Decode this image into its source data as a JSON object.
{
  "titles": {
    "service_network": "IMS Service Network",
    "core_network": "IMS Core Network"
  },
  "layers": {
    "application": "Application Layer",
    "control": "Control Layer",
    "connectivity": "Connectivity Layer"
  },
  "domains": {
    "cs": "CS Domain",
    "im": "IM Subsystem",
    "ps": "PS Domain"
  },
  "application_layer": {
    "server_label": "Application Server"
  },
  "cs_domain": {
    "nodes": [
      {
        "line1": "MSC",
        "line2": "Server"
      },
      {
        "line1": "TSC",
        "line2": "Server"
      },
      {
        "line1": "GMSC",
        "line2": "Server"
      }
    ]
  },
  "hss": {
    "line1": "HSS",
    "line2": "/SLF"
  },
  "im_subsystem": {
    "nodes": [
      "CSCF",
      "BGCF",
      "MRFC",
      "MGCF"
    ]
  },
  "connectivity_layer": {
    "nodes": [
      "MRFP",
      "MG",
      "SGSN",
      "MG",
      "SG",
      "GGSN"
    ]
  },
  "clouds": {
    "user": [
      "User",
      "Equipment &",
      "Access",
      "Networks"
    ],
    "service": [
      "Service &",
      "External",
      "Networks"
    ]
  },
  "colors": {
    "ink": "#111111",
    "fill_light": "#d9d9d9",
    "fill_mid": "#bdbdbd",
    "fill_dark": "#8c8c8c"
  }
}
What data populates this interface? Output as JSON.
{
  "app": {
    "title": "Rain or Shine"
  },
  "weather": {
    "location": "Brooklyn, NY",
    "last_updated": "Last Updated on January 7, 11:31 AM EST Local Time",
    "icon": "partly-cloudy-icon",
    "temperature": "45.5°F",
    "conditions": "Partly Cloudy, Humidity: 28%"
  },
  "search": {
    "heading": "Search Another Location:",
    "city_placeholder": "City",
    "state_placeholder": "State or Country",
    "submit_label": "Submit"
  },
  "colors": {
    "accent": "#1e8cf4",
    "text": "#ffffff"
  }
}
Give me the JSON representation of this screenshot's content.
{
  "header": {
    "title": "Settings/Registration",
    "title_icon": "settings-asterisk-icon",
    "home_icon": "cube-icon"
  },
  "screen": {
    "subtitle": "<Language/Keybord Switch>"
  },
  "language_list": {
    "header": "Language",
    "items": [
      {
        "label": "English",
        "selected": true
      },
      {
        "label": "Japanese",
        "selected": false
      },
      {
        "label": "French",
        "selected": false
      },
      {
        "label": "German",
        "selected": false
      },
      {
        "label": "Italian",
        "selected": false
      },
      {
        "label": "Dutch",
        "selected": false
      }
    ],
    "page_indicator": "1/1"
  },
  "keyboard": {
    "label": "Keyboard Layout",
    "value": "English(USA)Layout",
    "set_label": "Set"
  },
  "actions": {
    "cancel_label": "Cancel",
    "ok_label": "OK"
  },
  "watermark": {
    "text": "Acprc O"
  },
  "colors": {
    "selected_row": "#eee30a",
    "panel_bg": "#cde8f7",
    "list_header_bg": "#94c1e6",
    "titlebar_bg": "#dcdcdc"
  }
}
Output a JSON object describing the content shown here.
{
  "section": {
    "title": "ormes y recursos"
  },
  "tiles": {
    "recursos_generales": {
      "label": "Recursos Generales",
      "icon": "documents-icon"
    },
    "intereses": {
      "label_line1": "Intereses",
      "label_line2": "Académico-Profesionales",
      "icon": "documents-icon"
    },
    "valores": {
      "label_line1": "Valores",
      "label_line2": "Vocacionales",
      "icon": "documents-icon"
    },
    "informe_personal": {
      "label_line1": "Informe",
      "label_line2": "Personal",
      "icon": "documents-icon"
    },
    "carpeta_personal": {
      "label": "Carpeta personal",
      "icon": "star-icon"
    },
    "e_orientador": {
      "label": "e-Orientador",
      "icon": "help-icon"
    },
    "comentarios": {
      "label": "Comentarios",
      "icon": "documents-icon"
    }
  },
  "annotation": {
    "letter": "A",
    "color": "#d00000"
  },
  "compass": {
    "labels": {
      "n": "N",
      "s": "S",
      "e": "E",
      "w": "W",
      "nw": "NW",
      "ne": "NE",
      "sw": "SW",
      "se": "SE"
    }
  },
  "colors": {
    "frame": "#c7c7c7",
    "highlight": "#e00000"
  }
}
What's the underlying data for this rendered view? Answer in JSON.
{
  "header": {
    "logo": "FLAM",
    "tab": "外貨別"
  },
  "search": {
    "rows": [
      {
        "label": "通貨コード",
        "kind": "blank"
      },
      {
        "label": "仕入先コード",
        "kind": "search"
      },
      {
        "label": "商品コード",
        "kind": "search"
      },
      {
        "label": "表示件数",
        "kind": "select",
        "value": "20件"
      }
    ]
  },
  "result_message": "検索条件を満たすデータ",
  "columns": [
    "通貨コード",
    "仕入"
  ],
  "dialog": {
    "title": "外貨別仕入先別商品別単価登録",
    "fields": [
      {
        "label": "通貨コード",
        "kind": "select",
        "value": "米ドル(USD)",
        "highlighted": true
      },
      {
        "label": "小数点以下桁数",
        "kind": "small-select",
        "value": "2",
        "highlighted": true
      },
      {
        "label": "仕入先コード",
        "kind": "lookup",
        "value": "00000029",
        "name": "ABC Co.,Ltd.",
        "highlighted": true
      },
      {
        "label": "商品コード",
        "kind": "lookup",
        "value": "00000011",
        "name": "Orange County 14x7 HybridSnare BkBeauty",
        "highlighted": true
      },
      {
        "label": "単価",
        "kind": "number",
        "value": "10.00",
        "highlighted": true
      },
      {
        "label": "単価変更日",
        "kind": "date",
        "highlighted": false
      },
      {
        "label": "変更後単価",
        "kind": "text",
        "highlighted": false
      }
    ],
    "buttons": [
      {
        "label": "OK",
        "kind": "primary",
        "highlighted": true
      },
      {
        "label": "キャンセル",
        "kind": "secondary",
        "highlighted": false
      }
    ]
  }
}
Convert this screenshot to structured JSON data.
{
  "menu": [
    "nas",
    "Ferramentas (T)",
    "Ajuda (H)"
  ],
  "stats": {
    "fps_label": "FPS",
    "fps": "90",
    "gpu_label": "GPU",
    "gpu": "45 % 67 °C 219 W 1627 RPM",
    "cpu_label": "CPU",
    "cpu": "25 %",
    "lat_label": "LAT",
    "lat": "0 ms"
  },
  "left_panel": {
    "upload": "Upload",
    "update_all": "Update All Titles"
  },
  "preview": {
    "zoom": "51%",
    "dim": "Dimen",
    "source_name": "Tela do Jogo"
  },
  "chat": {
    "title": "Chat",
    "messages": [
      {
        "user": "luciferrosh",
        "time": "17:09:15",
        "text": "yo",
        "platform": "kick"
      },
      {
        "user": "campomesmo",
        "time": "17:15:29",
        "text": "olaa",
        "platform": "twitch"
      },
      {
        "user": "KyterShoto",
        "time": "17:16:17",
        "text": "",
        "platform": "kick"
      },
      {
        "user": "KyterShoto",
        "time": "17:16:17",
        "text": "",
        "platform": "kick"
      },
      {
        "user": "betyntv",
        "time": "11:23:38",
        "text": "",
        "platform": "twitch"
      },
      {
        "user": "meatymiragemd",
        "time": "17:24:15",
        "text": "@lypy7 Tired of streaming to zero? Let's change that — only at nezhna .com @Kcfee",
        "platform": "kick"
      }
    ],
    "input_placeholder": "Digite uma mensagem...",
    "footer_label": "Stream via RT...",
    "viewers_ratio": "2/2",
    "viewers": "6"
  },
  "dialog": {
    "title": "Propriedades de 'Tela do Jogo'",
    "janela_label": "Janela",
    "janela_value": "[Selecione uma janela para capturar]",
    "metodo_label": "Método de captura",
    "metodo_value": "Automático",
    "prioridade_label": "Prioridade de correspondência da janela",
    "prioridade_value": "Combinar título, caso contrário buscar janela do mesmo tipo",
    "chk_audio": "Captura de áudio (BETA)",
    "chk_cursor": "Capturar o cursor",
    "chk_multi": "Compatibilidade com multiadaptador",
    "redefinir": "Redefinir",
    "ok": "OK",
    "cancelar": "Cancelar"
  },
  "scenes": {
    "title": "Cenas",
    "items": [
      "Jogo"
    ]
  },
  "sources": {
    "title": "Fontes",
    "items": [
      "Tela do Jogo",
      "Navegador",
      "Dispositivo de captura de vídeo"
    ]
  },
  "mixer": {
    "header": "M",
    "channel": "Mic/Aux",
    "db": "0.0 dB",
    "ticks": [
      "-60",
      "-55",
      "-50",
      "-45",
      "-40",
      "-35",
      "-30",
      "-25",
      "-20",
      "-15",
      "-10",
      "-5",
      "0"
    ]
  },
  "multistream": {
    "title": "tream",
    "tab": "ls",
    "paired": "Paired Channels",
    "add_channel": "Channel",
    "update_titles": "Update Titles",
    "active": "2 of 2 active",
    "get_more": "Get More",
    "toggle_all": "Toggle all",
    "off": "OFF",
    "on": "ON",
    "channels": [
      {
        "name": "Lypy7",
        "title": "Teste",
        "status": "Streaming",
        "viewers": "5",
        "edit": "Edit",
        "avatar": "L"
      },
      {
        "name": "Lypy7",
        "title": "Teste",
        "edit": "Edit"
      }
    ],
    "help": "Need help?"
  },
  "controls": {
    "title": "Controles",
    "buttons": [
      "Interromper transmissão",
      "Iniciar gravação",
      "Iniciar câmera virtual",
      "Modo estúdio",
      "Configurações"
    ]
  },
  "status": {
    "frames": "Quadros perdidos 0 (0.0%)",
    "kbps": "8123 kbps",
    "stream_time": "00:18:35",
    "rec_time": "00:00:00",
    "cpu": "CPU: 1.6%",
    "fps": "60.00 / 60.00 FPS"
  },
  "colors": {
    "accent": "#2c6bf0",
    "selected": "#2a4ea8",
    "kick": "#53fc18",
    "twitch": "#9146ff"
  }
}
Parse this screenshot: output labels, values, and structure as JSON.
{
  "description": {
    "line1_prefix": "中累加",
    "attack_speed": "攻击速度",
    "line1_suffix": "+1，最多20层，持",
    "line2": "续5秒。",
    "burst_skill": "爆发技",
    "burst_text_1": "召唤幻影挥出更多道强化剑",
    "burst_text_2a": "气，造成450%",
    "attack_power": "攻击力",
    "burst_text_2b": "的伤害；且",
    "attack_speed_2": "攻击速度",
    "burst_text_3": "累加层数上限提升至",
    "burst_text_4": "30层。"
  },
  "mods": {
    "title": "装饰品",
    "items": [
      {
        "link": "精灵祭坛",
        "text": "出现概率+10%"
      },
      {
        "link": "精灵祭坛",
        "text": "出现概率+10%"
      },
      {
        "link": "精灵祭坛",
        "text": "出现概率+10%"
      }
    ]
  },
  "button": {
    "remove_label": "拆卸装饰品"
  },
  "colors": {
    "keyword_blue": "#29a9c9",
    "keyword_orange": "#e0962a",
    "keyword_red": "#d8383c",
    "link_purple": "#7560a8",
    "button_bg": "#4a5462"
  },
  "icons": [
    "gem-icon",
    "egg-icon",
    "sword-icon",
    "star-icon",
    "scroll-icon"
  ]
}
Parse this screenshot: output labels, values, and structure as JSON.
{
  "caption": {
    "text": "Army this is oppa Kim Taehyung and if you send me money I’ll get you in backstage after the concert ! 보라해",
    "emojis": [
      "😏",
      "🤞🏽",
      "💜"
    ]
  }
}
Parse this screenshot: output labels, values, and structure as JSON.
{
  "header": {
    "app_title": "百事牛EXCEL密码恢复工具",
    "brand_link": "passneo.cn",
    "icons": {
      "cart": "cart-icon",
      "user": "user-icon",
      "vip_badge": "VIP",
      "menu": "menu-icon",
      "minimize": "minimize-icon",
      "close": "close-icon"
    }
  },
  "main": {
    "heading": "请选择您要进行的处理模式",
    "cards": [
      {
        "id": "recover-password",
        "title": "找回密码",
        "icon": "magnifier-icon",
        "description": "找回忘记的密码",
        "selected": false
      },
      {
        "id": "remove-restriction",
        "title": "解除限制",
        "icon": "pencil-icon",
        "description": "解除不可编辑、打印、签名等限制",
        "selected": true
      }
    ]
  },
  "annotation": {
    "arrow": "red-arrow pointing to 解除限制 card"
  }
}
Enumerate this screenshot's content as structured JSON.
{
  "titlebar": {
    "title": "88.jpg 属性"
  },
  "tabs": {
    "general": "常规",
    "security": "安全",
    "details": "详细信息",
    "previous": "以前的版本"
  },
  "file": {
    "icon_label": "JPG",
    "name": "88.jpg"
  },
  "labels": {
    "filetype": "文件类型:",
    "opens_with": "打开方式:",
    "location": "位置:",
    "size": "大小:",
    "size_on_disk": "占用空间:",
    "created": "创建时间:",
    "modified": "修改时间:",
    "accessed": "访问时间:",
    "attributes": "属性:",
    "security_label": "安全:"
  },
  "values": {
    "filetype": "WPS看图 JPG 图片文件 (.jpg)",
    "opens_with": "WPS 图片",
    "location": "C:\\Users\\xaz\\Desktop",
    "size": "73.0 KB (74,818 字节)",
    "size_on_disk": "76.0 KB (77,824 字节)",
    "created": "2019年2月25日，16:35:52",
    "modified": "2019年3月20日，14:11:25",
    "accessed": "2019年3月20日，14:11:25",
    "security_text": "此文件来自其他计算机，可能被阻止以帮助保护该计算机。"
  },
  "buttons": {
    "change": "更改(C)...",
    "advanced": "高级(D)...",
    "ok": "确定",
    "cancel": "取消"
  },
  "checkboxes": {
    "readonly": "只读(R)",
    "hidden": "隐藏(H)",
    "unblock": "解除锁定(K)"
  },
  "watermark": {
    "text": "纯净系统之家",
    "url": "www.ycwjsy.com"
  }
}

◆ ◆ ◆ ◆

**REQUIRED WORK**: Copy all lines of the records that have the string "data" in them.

**OUTPUT OF THE EXERCISE**:
Decode this image into its source data as a JSON object.
What data populates this interface? Output as JSON.
What's the underlying data for this rendered view? Answer in JSON.
Convert this screenshot to structured JSON data.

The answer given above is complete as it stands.